- Progradiction is the addiction to progress, that is, the addiction to constantly doing something and the inability to “do nothing”.
Table of Contents
- Introducing Progradiction
- What to Do If You Are a Progradict?
As I was trying to grapple with the reasons that push me to stay out of a job, I realized that it was (partly) because jobs are circular, not linear.
This means that the progress curve of a job is flat. A job is a routine.
None of what you do or receive in the beginning improves with time. If you had to draw it on a graph, it’d look like this:
On the other hand, things like entrepreneurship or freelancing have unlimited room for progress.
Something progradicts actively seek.
Progradiction is a term I proudly invented to describe the tendency to be addicted to constant progress.
It can be linked to the concept known as “fomo” (fear of missing out) as you’re constantly looking for “the experience that will be better than yesterday’s”.
Who are the progradicts?
Progradicts are people who feel a strong drive to constantly progress in all realms of life, and who feel a deep existential emptiness if they don’t.
- To have more money today than they did yesterday.
- To lift more weights today than they did yesterday.
- To have more and better friends today than they did yesterday.
The idea is to always be moving forward in all realms of life.
When the progradict does so, he feels fulfilled.
When he doesn’t, he feels bad. Sometimes, he feels really bad, up to having panic attacks.
Progradicts are everywhere in our life.
It’s the backpacker who counts how many cities/countries he’s been to (guilty).
It’s the 16-year-old girl who checks how many TikTok followers she got in the morning.
It’s the Medium writer who checks how many people read his articles this month (guilty).

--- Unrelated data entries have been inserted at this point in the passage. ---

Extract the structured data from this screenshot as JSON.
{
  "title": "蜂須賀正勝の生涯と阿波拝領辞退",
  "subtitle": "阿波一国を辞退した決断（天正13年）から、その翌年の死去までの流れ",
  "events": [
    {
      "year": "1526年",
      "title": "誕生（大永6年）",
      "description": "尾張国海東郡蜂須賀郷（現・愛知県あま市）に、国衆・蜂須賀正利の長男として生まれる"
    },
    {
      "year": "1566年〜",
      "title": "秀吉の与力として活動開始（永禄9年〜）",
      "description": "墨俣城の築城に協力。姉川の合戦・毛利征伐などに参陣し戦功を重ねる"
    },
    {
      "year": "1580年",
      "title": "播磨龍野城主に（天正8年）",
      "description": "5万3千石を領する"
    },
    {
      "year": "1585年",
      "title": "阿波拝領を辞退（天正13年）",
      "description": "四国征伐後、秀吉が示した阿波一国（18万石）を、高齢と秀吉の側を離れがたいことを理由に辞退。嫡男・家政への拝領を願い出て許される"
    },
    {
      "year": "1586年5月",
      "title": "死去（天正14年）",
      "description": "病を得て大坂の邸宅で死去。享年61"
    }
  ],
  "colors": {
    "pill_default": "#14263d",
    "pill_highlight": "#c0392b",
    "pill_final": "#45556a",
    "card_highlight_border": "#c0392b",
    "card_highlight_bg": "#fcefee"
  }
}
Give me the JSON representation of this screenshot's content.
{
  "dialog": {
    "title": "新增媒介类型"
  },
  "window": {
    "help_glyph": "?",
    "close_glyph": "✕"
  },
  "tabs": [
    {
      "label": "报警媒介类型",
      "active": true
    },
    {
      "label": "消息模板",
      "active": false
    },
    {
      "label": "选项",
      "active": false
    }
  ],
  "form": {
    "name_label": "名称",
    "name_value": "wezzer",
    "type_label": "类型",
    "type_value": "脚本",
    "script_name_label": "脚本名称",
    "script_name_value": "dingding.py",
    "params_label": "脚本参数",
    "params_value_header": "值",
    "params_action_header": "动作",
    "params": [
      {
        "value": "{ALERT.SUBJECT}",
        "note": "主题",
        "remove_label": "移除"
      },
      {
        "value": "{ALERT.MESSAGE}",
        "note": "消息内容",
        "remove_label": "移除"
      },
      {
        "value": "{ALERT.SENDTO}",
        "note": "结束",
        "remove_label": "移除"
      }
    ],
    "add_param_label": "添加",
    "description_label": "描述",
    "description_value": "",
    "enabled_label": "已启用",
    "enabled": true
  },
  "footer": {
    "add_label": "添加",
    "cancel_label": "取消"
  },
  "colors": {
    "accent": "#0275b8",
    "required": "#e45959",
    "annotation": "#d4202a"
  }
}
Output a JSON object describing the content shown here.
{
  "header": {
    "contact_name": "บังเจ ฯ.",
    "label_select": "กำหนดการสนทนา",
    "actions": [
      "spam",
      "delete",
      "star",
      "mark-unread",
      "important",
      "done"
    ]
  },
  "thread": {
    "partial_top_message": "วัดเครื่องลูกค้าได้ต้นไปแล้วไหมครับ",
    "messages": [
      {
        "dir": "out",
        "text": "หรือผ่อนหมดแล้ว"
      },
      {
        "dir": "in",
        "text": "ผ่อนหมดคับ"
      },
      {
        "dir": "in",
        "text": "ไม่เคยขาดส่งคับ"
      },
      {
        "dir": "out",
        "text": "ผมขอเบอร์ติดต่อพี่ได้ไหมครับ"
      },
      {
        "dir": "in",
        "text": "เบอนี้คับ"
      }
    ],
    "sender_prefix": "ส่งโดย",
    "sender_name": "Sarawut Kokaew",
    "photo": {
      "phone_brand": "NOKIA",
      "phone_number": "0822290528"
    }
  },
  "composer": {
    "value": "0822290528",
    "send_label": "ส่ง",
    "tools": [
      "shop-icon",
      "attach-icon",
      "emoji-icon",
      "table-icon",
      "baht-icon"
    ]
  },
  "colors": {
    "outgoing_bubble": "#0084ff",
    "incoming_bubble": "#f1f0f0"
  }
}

It’s the seducer who counts how many girls he slept with.
Or it’s the rich guy who can’t stop getting rich (Bezos, Gates, etc).
One severe case of progradiction was experienced by Jho Low, as told in the book “Billion Dollars Whale”.
Low was a Malaysian con artist who siphoned billions of dollars out of his government and invested them in real estate, entertainment, music, and bought his own private jet.
At some point in the book, Low is described as living in his plane and circling the planet every 15 days while feeling acute pain if he stays too long in one spot without flying.
Low was addicted to the feeling of “moving forward”, which can be experienced when making big decisions in life (psychological progress) or when physically moving (physical progress).
I used to book plane tickets when I felt my life wasn’t going anywhere— bad habit which I still practice to this day.
Others just take their car and aimlessly drive around.
Others go for a walk.
What to Do If You Are a Progradict?
I think progradiction is one of the worst addictions to have due to the nature of the society we live in.
Everything needs to constantly be better.
- Make more money.
- Date hotter girls.
- Lift heavier weight.
- Start more companies.
- Write more articles.
- Visit more countries.
This isn’t helping progradict people. In fact, it’s turning us all into progradicts.
My progradiction is grave enough that when I am in a low period and lose the feeling of moving forward, I get acute anxiety (up to panic attacks) and heightened tinnitus.
My friends have been amazed at how fast I could make decisions. They don’t know that it’s because I cannot stand immobilism. I get “a black hole in my stomach” when I do.
In a way, progradiction is good as it’s a formidable engine for doing stuff (one of the reasons why I write is that it helps me feel like I am moving forward).
But it’s bad when you go too far into it.
I have noticed that doing sports, taking a moment to observe nature, watching a sunset, or simply spending time with a lover can reduce this extreme dependence on progresses.
Another idea is that progradict people are somewhat struggling with low self-esteem.
They derive a sense of being and identity from the progress they’re making in life, often comparing it to other peoples’ progress.
Ring a bell?
I suppose that by working on self-esteem, one can slowly resolve his or her progradiction.
But it remains to be tested.
If you pay attention, you’ll see progradiction everywhere in society. It’s partly why people buy stuff.
It’s why my parents change their interior every couple of years or so. It’s why women change their haircut after a breakup. And it’s why I write more when the rest of my life stalls or regresses.
Acute progradiction though, is terrible for two reasons:
- It’s painful to yearn for progress and not have any.
- It hasn’t been conceptualized (up until now) and hence cannot yet be treated.
So let this day be the day of progradiction.
I hope this new term will become as famous as recently-invented terms like anti-fragility, post-truth, or neurodiversity.
That would be cool!
And if it does, remember: you heard it here first.
For more articles, head to auresnotes.com.
Photo by Jacek Dylag on Unsplash
Subscribe to my bi-weekly newsletter and I'll send you a list of the articles I wrote during the two previous weeks + insights from the books I am reading + a short bullet list of savvy facts that will expand your mind. I keep the whole thing under three minutes.
Oh, and you'll also receive a hidden article for new subscribers only!
How does that sound?